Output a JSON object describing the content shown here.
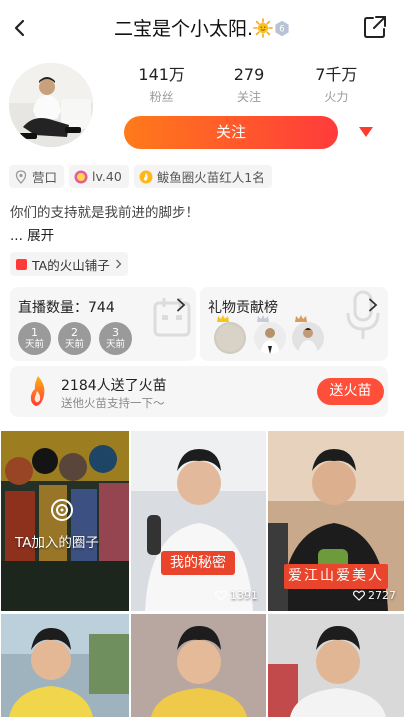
{
  "header": {
    "title": "二宝是个小太阳.",
    "level_badge": "6",
    "back_icon": "chevron-left-icon",
    "share_icon": "share-external-icon"
  },
  "profile": {
    "stats": [
      {
        "value": "141万",
        "label": "粉丝"
      },
      {
        "value": "279",
        "label": "关注"
      },
      {
        "value": "7千万",
        "label": "火力"
      }
    ],
    "follow_label": "关注",
    "tags": [
      {
        "icon": "location-pin-icon",
        "text": "营口"
      },
      {
        "icon": "level-badge-icon",
        "text": "lv.40"
      },
      {
        "icon": "fire-rank-icon",
        "text": "鲅鱼圈火苗红人1名"
      }
    ],
    "bio": "你们的支持就是我前进的脚步！",
    "expand_label": "... 展开",
    "shop_label": "TA的火山铺子"
  },
  "live_card": {
    "title": "直播数量：744",
    "days": [
      {
        "num": "1",
        "unit": "天前"
      },
      {
        "num": "2",
        "unit": "天前"
      },
      {
        "num": "3",
        "unit": "天前"
      }
    ]
  },
  "gift_card": {
    "title": "礼物贡献榜"
  },
  "fire_card": {
    "headline": "2184人送了火苗",
    "subline": "送他火苗支持一下～",
    "button_label": "送火苗"
  },
  "grid": {
    "circle_label": "TA加入的圈子",
    "items": [
      {
        "overlay": "我的秘密",
        "likes": "1391"
      },
      {
        "overlay": "爱江山爱美人",
        "likes": "2727"
      }
    ]
  },
  "colors": {
    "accent_gradient_start": "#ff7a1a",
    "accent_gradient_end": "#ff3b3b",
    "fire_button": "#ff4e3a"
  }
}
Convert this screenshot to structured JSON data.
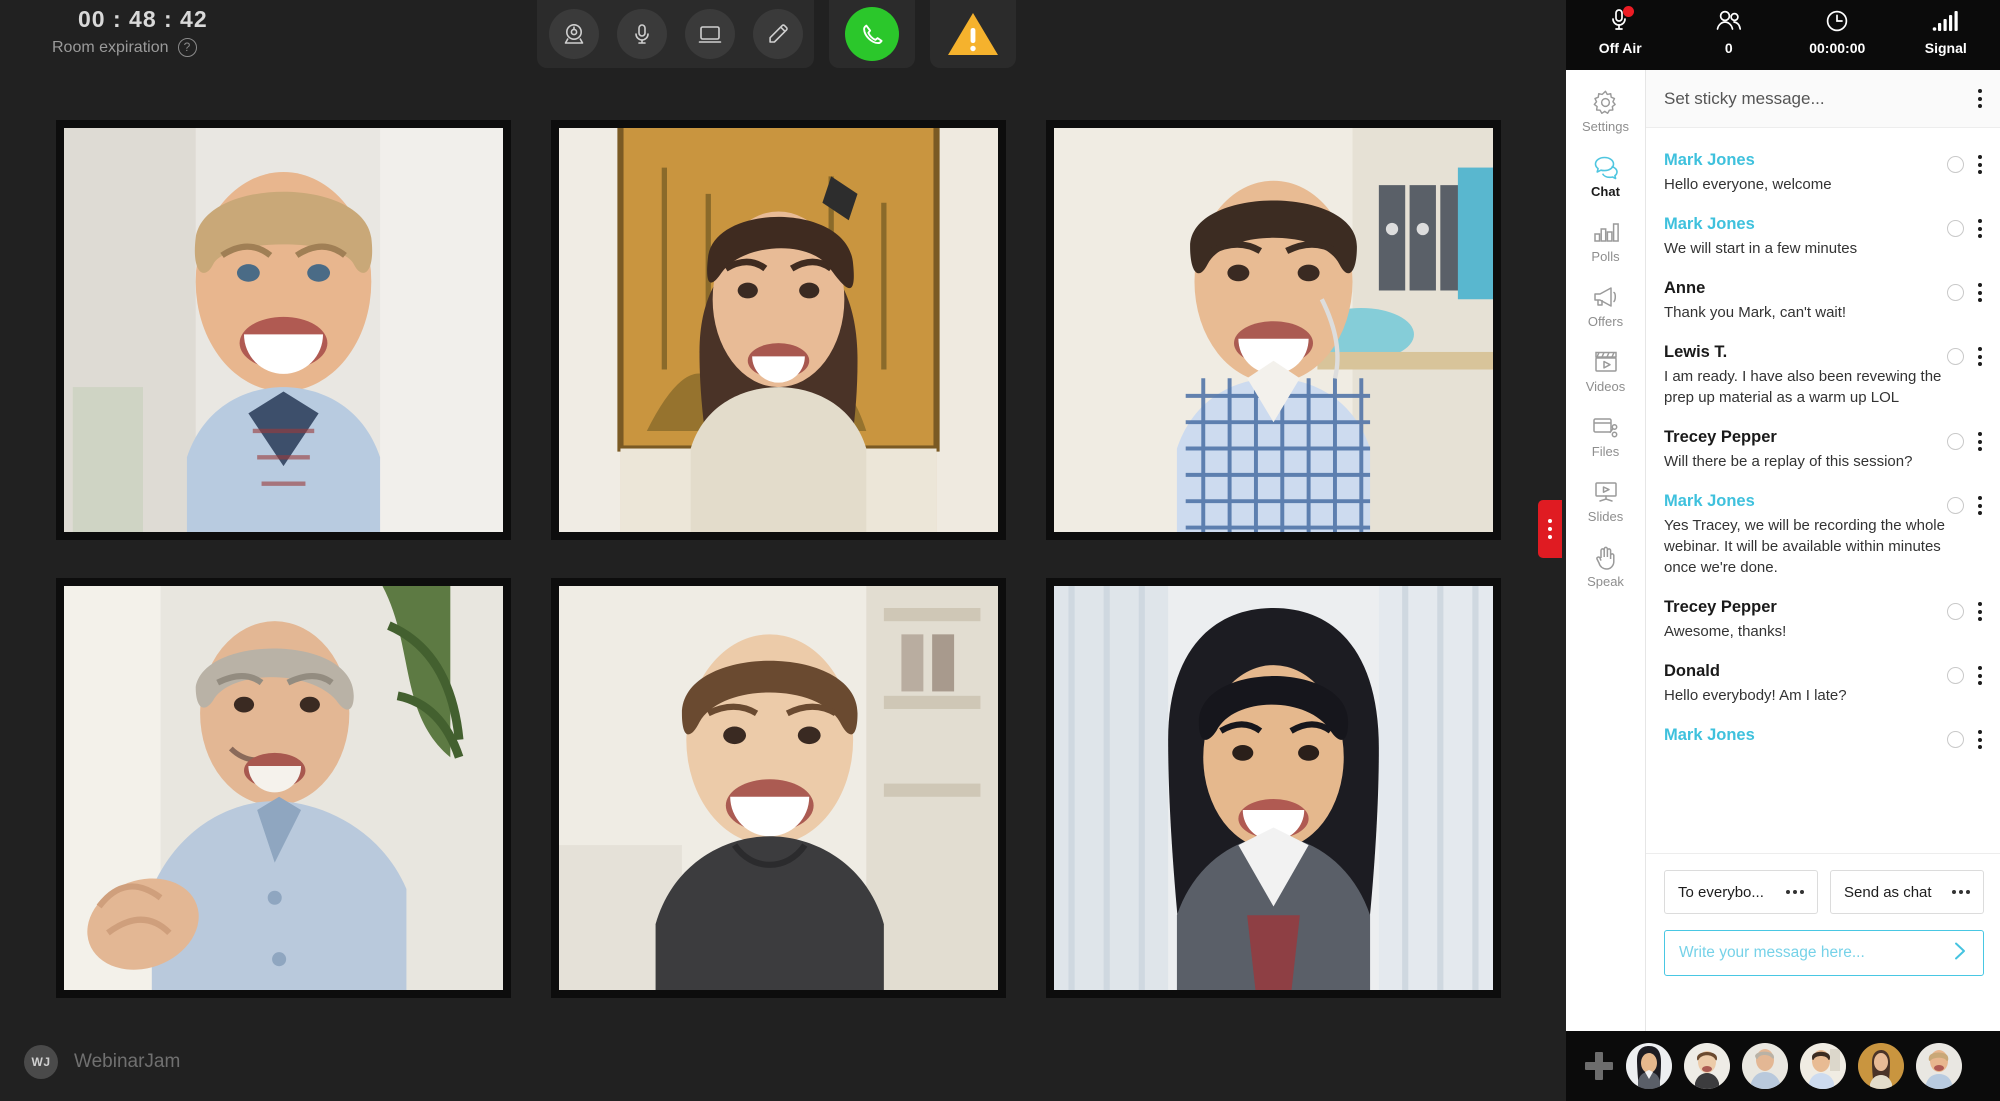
{
  "topbar": {
    "timer_value": "00 : 48 : 42",
    "timer_label": "Room expiration",
    "help_icon": "question-mark-icon",
    "tools": [
      {
        "name": "webcam-icon",
        "label": "Webcam"
      },
      {
        "name": "microphone-icon",
        "label": "Microphone"
      },
      {
        "name": "screen-share-icon",
        "label": "Share screen"
      },
      {
        "name": "whiteboard-pencil-icon",
        "label": "Draw"
      }
    ],
    "call_button": {
      "name": "phone-icon",
      "label": "Phone",
      "color": "#2bc72b"
    },
    "warning_button": {
      "name": "warning-triangle-icon",
      "label": "Warning",
      "color": "#f5b22d"
    }
  },
  "status": [
    {
      "icon": "microphone-recording-icon",
      "label": "Off Air"
    },
    {
      "icon": "attendees-icon",
      "label": "0"
    },
    {
      "icon": "clock-icon",
      "label": "00:00:00"
    },
    {
      "icon": "signal-bars-icon",
      "label": "Signal"
    }
  ],
  "nav": {
    "items": [
      {
        "icon": "gear-icon",
        "label": "Settings",
        "active": false
      },
      {
        "icon": "chat-bubbles-icon",
        "label": "Chat",
        "active": true
      },
      {
        "icon": "bar-chart-icon",
        "label": "Polls",
        "active": false
      },
      {
        "icon": "megaphone-icon",
        "label": "Offers",
        "active": false
      },
      {
        "icon": "film-clapper-icon",
        "label": "Videos",
        "active": false
      },
      {
        "icon": "files-share-icon",
        "label": "Files",
        "active": false
      },
      {
        "icon": "presentation-screen-icon",
        "label": "Slides",
        "active": false
      },
      {
        "icon": "raised-hand-icon",
        "label": "Speak",
        "active": false
      }
    ]
  },
  "chat": {
    "sticky_placeholder": "Set sticky message...",
    "messages": [
      {
        "author": "Mark Jones",
        "host": true,
        "text": "Hello everyone, welcome"
      },
      {
        "author": "Mark Jones",
        "host": true,
        "text": "We will start in a few minutes"
      },
      {
        "author": "Anne",
        "host": false,
        "text": "Thank you Mark, can't wait!"
      },
      {
        "author": "Lewis T.",
        "host": false,
        "text": "I am ready. I have also been revewing the prep up material as a warm up LOL"
      },
      {
        "author": "Trecey Pepper",
        "host": false,
        "text": "Will there be a replay of this session?"
      },
      {
        "author": "Mark Jones",
        "host": true,
        "text": "Yes Tracey, we will be recording the whole webinar. It will be available within minutes once we're done."
      },
      {
        "author": "Trecey Pepper",
        "host": false,
        "text": "Awesome, thanks!"
      },
      {
        "author": "Donald",
        "host": false,
        "text": "Hello everybody! Am I late?"
      },
      {
        "author": "Mark Jones",
        "host": true,
        "text": ""
      }
    ],
    "composer": {
      "recipient": "To everybo...",
      "mode": "Send as chat",
      "input_placeholder": "Write your message here...",
      "send_icon": "send-arrow-icon"
    }
  },
  "brand": {
    "logo_initials": "WJ",
    "name": "WebinarJam"
  },
  "collapse_handle": {
    "icon": "drag-dots-icon",
    "color": "#e01b22"
  },
  "stage": {
    "tiles": [
      {
        "name": "video-tile-1"
      },
      {
        "name": "video-tile-2"
      },
      {
        "name": "video-tile-3"
      },
      {
        "name": "video-tile-4"
      },
      {
        "name": "video-tile-5"
      },
      {
        "name": "video-tile-6"
      }
    ]
  },
  "avatars": {
    "add_label": "add-participant-icon",
    "count": 6
  }
}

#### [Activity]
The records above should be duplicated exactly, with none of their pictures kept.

#### [Response box]
Output a JSON object describing the content shown here.
{
  "header": {
    "title": "二宝是个小太阳.",
    "level_badge": "6",
    "back_icon": "chevron-left-icon",
    "share_icon": "share-external-icon"
  },
  "profile": {
    "stats": [
      {
        "value": "141万",
        "label": "粉丝"
      },
      {
        "value": "279",
        "label": "关注"
      },
      {
        "value": "7千万",
        "label": "火力"
      }
    ],
    "follow_label": "关注",
    "tags": [
      {
        "icon": "location-pin-icon",
        "text": "营口"
      },
      {
        "icon": "level-badge-icon",
        "text": "lv.40"
      },
      {
        "icon": "fire-rank-icon",
        "text": "鲅鱼圈火苗红人1名"
      }
    ],
    "bio": "你们的支持就是我前进的脚步！",
    "expand_label": "... 展开",
    "shop_label": "TA的火山铺子"
  },
  "live_card": {
    "title": "直播数量：744",
    "days": [
      {
        "num": "1",
        "unit": "天前"
      },
      {
        "num": "2",
        "unit": "天前"
      },
      {
        "num": "3",
        "unit": "天前"
      }
    ]
  },
  "gift_card": {
    "title": "礼物贡献榜"
  },
  "fire_card": {
    "headline": "2184人送了火苗",
    "subline": "送他火苗支持一下～",
    "button_label": "送火苗"
  },
  "grid": {
    "circle_label": "TA加入的圈子",
    "items": [
      {
        "overlay": "我的秘密",
        "likes": "1391"
      },
      {
        "overlay": "爱江山爱美人",
        "likes": "2727"
      }
    ]
  },
  "colors": {
    "accent_gradient_start": "#ff7a1a",
    "accent_gradient_end": "#ff3b3b",
    "fire_button": "#ff4e3a"
  }
}
Convert this screenshot to structured JSON data.
{
  "topbar": {
    "timer_value": "00 : 48 : 42",
    "timer_label": "Room expiration",
    "help_icon": "question-mark-icon",
    "tools": [
      {
        "name": "webcam-icon",
        "label": "Webcam"
      },
      {
        "name": "microphone-icon",
        "label": "Microphone"
      },
      {
        "name": "screen-share-icon",
        "label": "Share screen"
      },
      {
        "name": "whiteboard-pencil-icon",
        "label": "Draw"
      }
    ],
    "call_button": {
      "name": "phone-icon",
      "label": "Phone",
      "color": "#2bc72b"
    },
    "warning_button": {
      "name": "warning-triangle-icon",
      "label": "Warning",
      "color": "#f5b22d"
    }
  },
  "status": [
    {
      "icon": "microphone-recording-icon",
      "label": "Off Air"
    },
    {
      "icon": "attendees-icon",
      "label": "0"
    },
    {
      "icon": "clock-icon",
      "label": "00:00:00"
    },
    {
      "icon": "signal-bars-icon",
      "label": "Signal"
    }
  ],
  "nav": {
    "items": [
      {
        "icon": "gear-icon",
        "label": "Settings",
        "active": false
      },
      {
        "icon": "chat-bubbles-icon",
        "label": "Chat",
        "active": true
      },
      {
        "icon": "bar-chart-icon",
        "label": "Polls",
        "active": false
      },
      {
        "icon": "megaphone-icon",
        "label": "Offers",
        "active": false
      },
      {
        "icon": "film-clapper-icon",
        "label": "Videos",
        "active": false
      },
      {
        "icon": "files-share-icon",
        "label": "Files",
        "active": false
      },
      {
        "icon": "presentation-screen-icon",
        "label": "Slides",
        "active": false
      },
      {
        "icon": "raised-hand-icon",
        "label": "Speak",
        "active": false
      }
    ]
  },
  "chat": {
    "sticky_placeholder": "Set sticky message...",
    "messages": [
      {
        "author": "Mark Jones",
        "host": true,
        "text": "Hello everyone, welcome"
      },
      {
        "author": "Mark Jones",
        "host": true,
        "text": "We will start in a few minutes"
      },
      {
        "author": "Anne",
        "host": false,
        "text": "Thank you Mark, can't wait!"
      },
      {
        "author": "Lewis T.",
        "host": false,
        "text": "I am ready. I have also been revewing the prep up material as a warm up LOL"
      },
      {
        "author": "Trecey Pepper",
        "host": false,
        "text": "Will there be a replay of this session?"
      },
      {
        "author": "Mark Jones",
        "host": true,
        "text": "Yes Tracey, we will be recording the whole webinar. It will be available within minutes once we're done."
      },
      {
        "author": "Trecey Pepper",
        "host": false,
        "text": "Awesome, thanks!"
      },
      {
        "author": "Donald",
        "host": false,
        "text": "Hello everybody! Am I late?"
      },
      {
        "author": "Mark Jones",
        "host": true,
        "text": ""
      }
    ],
    "composer": {
      "recipient": "To everybo...",
      "mode": "Send as chat",
      "input_placeholder": "Write your message here...",
      "send_icon": "send-arrow-icon"
    }
  },
  "brand": {
    "logo_initials": "WJ",
    "name": "WebinarJam"
  },
  "collapse_handle": {
    "icon": "drag-dots-icon",
    "color": "#e01b22"
  },
  "stage": {
    "tiles": [
      {
        "name": "video-tile-1"
      },
      {
        "name": "video-tile-2"
      },
      {
        "name": "video-tile-3"
      },
      {
        "name": "video-tile-4"
      },
      {
        "name": "video-tile-5"
      },
      {
        "name": "video-tile-6"
      }
    ]
  },
  "avatars": {
    "add_label": "add-participant-icon",
    "count": 6
  }
}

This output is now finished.